*DATASET EXCERPTS*
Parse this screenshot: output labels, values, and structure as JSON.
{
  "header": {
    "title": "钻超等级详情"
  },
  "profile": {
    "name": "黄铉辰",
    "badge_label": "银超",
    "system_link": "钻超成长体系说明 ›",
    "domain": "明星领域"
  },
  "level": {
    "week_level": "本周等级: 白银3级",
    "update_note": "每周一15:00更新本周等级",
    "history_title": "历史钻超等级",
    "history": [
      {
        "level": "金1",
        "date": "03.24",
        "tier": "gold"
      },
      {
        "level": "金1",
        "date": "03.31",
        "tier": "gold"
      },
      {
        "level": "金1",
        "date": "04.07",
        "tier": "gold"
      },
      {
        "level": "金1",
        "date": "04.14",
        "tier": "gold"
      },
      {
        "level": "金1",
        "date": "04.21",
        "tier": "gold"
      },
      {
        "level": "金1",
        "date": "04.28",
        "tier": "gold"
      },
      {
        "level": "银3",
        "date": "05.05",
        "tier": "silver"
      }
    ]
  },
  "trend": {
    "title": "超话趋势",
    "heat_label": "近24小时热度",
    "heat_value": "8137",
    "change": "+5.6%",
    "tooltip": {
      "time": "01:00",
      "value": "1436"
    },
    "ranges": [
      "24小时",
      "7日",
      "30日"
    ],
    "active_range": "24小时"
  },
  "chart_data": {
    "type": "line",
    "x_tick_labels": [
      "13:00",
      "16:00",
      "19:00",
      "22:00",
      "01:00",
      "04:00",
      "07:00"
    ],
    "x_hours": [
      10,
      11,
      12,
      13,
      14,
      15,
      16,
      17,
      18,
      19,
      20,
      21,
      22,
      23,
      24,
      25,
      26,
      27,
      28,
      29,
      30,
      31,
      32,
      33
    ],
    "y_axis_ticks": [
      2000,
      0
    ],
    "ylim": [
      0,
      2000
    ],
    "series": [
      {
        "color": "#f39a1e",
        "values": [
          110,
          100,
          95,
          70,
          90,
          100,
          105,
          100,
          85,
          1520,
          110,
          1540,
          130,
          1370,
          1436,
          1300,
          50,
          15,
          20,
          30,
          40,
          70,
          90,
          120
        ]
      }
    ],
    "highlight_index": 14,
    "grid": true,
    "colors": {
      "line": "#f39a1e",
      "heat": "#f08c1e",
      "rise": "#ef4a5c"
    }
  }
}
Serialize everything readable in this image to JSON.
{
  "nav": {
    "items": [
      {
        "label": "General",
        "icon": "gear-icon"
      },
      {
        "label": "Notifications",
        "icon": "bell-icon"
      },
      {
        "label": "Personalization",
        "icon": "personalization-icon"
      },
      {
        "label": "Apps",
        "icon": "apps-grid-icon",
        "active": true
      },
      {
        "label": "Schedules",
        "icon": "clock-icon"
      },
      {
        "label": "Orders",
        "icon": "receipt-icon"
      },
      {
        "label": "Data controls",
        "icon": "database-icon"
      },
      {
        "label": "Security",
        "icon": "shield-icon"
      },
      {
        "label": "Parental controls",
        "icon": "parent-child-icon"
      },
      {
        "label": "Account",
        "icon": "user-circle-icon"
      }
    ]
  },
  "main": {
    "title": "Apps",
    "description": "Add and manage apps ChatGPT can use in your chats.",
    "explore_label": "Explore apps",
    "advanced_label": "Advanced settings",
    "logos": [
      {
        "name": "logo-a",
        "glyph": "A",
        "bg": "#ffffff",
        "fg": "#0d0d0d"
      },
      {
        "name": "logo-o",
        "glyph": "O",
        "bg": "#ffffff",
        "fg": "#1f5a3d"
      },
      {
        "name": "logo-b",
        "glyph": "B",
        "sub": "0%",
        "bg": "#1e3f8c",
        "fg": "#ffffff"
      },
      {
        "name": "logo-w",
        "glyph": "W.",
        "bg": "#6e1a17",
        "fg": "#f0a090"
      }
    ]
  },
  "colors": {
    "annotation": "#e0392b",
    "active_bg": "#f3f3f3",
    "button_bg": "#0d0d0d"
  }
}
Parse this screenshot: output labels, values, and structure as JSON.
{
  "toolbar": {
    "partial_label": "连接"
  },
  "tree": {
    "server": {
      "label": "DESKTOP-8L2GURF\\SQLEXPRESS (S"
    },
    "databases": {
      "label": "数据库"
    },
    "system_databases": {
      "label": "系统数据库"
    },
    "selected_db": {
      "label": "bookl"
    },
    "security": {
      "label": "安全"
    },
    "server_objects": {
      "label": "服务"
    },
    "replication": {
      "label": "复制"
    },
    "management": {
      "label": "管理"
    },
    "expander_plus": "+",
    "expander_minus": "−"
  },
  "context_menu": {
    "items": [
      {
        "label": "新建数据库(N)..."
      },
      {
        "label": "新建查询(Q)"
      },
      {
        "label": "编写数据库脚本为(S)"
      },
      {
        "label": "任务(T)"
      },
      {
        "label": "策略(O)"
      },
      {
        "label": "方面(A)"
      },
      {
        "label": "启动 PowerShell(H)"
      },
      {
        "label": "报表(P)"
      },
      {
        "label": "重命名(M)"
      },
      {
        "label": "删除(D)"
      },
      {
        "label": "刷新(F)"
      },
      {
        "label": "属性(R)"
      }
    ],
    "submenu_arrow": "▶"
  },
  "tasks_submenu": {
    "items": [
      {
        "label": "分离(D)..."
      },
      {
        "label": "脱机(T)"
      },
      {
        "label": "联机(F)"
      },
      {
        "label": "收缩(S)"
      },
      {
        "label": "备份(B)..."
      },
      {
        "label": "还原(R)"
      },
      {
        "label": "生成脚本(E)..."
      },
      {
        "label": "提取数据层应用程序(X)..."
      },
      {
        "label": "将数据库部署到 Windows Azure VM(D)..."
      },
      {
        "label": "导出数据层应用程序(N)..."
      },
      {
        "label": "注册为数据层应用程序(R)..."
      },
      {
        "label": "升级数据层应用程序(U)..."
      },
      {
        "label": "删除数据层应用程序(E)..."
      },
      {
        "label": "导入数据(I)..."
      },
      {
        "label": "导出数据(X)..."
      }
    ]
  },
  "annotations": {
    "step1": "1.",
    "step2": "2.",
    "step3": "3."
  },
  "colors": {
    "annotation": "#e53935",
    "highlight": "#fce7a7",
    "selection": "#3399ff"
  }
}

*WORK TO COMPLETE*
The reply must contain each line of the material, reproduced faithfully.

*OUTPUT OF THE TASK*
Parse this screenshot: output labels, values, and structure as JSON.
{
  "header": {
    "title": "钻超等级详情"
  },
  "profile": {
    "name": "黄铉辰",
    "badge_label": "银超",
    "system_link": "钻超成长体系说明 ›",
    "domain": "明星领域"
  },
  "level": {
    "week_level": "本周等级: 白银3级",
    "update_note": "每周一15:00更新本周等级",
    "history_title": "历史钻超等级",
    "history": [
      {
        "level": "金1",
        "date": "03.24",
        "tier": "gold"
      },
      {
        "level": "金1",
        "date": "03.31",
        "tier": "gold"
      },
      {
        "level": "金1",
        "date": "04.07",
        "tier": "gold"
      },
      {
        "level": "金1",
        "date": "04.14",
        "tier": "gold"
      },
      {
        "level": "金1",
        "date": "04.21",
        "tier": "gold"
      },
      {
        "level": "金1",
        "date": "04.28",
        "tier": "gold"
      },
      {
        "level": "银3",
        "date": "05.05",
        "tier": "silver"
      }
    ]
  },
  "trend": {
    "title": "超话趋势",
    "heat_label": "近24小时热度",
    "heat_value": "8137",
    "change": "+5.6%",
    "tooltip": {
      "time": "01:00",
      "value": "1436"
    },
    "ranges": [
      "24小时",
      "7日",
      "30日"
    ],
    "active_range": "24小时"
  },
  "chart_data": {
    "type": "line",
    "x_tick_labels": [
      "13:00",
      "16:00",
      "19:00",
      "22:00",
      "01:00",
      "04:00",
      "07:00"
    ],
    "x_hours": [
      10,
      11,
      12,
      13,
      14,
      15,
      16,
      17,
      18,
      19,
      20,
      21,
      22,
      23,
      24,
      25,
      26,
      27,
      28,
      29,
      30,
      31,
      32,
      33
    ],
    "y_axis_ticks": [
      2000,
      0
    ],
    "ylim": [
      0,
      2000
    ],
    "series": [
      {
        "color": "#f39a1e",
        "values": [
          110,
          100,
          95,
          70,
          90,
          100,
          105,
          100,
          85,
          1520,
          110,
          1540,
          130,
          1370,
          1436,
          1300,
          50,
          15,
          20,
          30,
          40,
          70,
          90,
          120
        ]
      }
    ],
    "highlight_index": 14,
    "grid": true,
    "colors": {
      "line": "#f39a1e",
      "heat": "#f08c1e",
      "rise": "#ef4a5c"
    }
  }
}
Serialize everything readable in this image to JSON.
{
  "nav": {
    "items": [
      {
        "label": "General",
        "icon": "gear-icon"
      },
      {
        "label": "Notifications",
        "icon": "bell-icon"
      },
      {
        "label": "Personalization",
        "icon": "personalization-icon"
      },
      {
        "label": "Apps",
        "icon": "apps-grid-icon",
        "active": true
      },
      {
        "label": "Schedules",
        "icon": "clock-icon"
      },
      {
        "label": "Orders",
        "icon": "receipt-icon"
      },
      {
        "label": "Data controls",
        "icon": "database-icon"
      },
      {
        "label": "Security",
        "icon": "shield-icon"
      },
      {
        "label": "Parental controls",
        "icon": "parent-child-icon"
      },
      {
        "label": "Account",
        "icon": "user-circle-icon"
      }
    ]
  },
  "main": {
    "title": "Apps",
    "description": "Add and manage apps ChatGPT can use in your chats.",
    "explore_label": "Explore apps",
    "advanced_label": "Advanced settings",
    "logos": [
      {
        "name": "logo-a",
        "glyph": "A",
        "bg": "#ffffff",
        "fg": "#0d0d0d"
      },
      {
        "name": "logo-o",
        "glyph": "O",
        "bg": "#ffffff",
        "fg": "#1f5a3d"
      },
      {
        "name": "logo-b",
        "glyph": "B",
        "sub": "0%",
        "bg": "#1e3f8c",
        "fg": "#ffffff"
      },
      {
        "name": "logo-w",
        "glyph": "W.",
        "bg": "#6e1a17",
        "fg": "#f0a090"
      }
    ]
  },
  "colors": {
    "annotation": "#e0392b",
    "active_bg": "#f3f3f3",
    "button_bg": "#0d0d0d"
  }
}
Parse this screenshot: output labels, values, and structure as JSON.
{
  "toolbar": {
    "partial_label": "连接"
  },
  "tree": {
    "server": {
      "label": "DESKTOP-8L2GURF\\SQLEXPRESS (S"
    },
    "databases": {
      "label": "数据库"
    },
    "system_databases": {
      "label": "系统数据库"
    },
    "selected_db": {
      "label": "bookl"
    },
    "security": {
      "label": "安全"
    },
    "server_objects": {
      "label": "服务"
    },
    "replication": {
      "label": "复制"
    },
    "management": {
      "label": "管理"
    },
    "expander_plus": "+",
    "expander_minus": "−"
  },
  "context_menu": {
    "items": [
      {
        "label": "新建数据库(N)..."
      },
      {
        "label": "新建查询(Q)"
      },
      {
        "label": "编写数据库脚本为(S)"
      },
      {
        "label": "任务(T)"
      },
      {
        "label": "策略(O)"
      },
      {
        "label": "方面(A)"
      },
      {
        "label": "启动 PowerShell(H)"
      },
      {
        "label": "报表(P)"
      },
      {
        "label": "重命名(M)"
      },
      {
        "label": "删除(D)"
      },
      {
        "label": "刷新(F)"
      },
      {
        "label": "属性(R)"
      }
    ],
    "submenu_arrow": "▶"
  },
  "tasks_submenu": {
    "items": [
      {
        "label": "分离(D)..."
      },
      {
        "label": "脱机(T)"
      },
      {
        "label": "联机(F)"
      },
      {
        "label": "收缩(S)"
      },
      {
        "label": "备份(B)..."
      },
      {
        "label": "还原(R)"
      },
      {
        "label": "生成脚本(E)..."
      },
      {
        "label": "提取数据层应用程序(X)..."
      },
      {
        "label": "将数据库部署到 Windows Azure VM(D)..."
      },
      {
        "label": "导出数据层应用程序(N)..."
      },
      {
        "label": "注册为数据层应用程序(R)..."
      },
      {
        "label": "升级数据层应用程序(U)..."
      },
      {
        "label": "删除数据层应用程序(E)..."
      },
      {
        "label": "导入数据(I)..."
      },
      {
        "label": "导出数据(X)..."
      }
    ]
  },
  "annotations": {
    "step1": "1.",
    "step2": "2.",
    "step3": "3."
  },
  "colors": {
    "annotation": "#e53935",
    "highlight": "#fce7a7",
    "selection": "#3399ff"
  }
}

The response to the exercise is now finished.